- [WORK REQUIRED]: Reproduce every entry exactly as written.

=== Begin Enclosure ===

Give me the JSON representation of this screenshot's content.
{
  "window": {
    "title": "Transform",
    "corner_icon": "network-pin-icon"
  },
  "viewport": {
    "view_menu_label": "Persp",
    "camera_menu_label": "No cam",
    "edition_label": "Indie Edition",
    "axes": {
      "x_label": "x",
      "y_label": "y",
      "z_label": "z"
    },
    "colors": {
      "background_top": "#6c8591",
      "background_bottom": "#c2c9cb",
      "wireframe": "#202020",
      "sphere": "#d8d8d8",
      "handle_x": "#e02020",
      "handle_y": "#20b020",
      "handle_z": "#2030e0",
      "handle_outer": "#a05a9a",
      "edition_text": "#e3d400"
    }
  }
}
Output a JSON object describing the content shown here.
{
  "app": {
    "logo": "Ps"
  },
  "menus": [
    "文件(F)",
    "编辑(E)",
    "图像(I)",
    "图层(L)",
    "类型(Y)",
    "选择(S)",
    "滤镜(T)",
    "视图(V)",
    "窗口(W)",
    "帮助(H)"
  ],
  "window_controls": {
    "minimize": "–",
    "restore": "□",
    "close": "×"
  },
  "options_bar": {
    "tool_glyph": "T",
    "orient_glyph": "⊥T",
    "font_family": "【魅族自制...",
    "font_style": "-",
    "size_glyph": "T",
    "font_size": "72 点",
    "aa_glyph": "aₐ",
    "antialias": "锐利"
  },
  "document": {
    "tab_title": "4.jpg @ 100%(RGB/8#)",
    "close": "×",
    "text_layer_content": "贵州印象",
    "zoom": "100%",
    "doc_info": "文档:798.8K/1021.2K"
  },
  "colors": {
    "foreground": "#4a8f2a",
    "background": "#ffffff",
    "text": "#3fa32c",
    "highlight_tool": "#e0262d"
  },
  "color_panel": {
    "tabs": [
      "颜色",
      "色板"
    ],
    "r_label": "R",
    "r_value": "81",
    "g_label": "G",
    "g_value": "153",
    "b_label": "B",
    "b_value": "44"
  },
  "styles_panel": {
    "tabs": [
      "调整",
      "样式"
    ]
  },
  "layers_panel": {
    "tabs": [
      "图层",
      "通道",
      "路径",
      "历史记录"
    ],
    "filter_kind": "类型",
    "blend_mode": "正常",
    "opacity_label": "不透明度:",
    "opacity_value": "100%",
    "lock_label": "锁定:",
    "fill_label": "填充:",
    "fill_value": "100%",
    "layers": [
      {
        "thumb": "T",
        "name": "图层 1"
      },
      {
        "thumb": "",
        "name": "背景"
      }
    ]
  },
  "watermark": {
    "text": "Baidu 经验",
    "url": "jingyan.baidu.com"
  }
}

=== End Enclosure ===

- [OUTPUT FOR THIS EXERCISE]:
Give me the JSON representation of this screenshot's content.
{
  "window": {
    "title": "Transform",
    "corner_icon": "network-pin-icon"
  },
  "viewport": {
    "view_menu_label": "Persp",
    "camera_menu_label": "No cam",
    "edition_label": "Indie Edition",
    "axes": {
      "x_label": "x",
      "y_label": "y",
      "z_label": "z"
    },
    "colors": {
      "background_top": "#6c8591",
      "background_bottom": "#c2c9cb",
      "wireframe": "#202020",
      "sphere": "#d8d8d8",
      "handle_x": "#e02020",
      "handle_y": "#20b020",
      "handle_z": "#2030e0",
      "handle_outer": "#a05a9a",
      "edition_text": "#e3d400"
    }
  }
}
Output a JSON object describing the content shown here.
{
  "app": {
    "logo": "Ps"
  },
  "menus": [
    "文件(F)",
    "编辑(E)",
    "图像(I)",
    "图层(L)",
    "类型(Y)",
    "选择(S)",
    "滤镜(T)",
    "视图(V)",
    "窗口(W)",
    "帮助(H)"
  ],
  "window_controls": {
    "minimize": "–",
    "restore": "□",
    "close": "×"
  },
  "options_bar": {
    "tool_glyph": "T",
    "orient_glyph": "⊥T",
    "font_family": "【魅族自制...",
    "font_style": "-",
    "size_glyph": "T",
    "font_size": "72 点",
    "aa_glyph": "aₐ",
    "antialias": "锐利"
  },
  "document": {
    "tab_title": "4.jpg @ 100%(RGB/8#)",
    "close": "×",
    "text_layer_content": "贵州印象",
    "zoom": "100%",
    "doc_info": "文档:798.8K/1021.2K"
  },
  "colors": {
    "foreground": "#4a8f2a",
    "background": "#ffffff",
    "text": "#3fa32c",
    "highlight_tool": "#e0262d"
  },
  "color_panel": {
    "tabs": [
      "颜色",
      "色板"
    ],
    "r_label": "R",
    "r_value": "81",
    "g_label": "G",
    "g_value": "153",
    "b_label": "B",
    "b_value": "44"
  },
  "styles_panel": {
    "tabs": [
      "调整",
      "样式"
    ]
  },
  "layers_panel": {
    "tabs": [
      "图层",
      "通道",
      "路径",
      "历史记录"
    ],
    "filter_kind": "类型",
    "blend_mode": "正常",
    "opacity_label": "不透明度:",
    "opacity_value": "100%",
    "lock_label": "锁定:",
    "fill_label": "填充:",
    "fill_value": "100%",
    "layers": [
      {
        "thumb": "T",
        "name": "图层 1"
      },
      {
        "thumb": "",
        "name": "背景"
      }
    ]
  },
  "watermark": {
    "text": "Baidu 经验",
    "url": "jingyan.baidu.com"
  }
}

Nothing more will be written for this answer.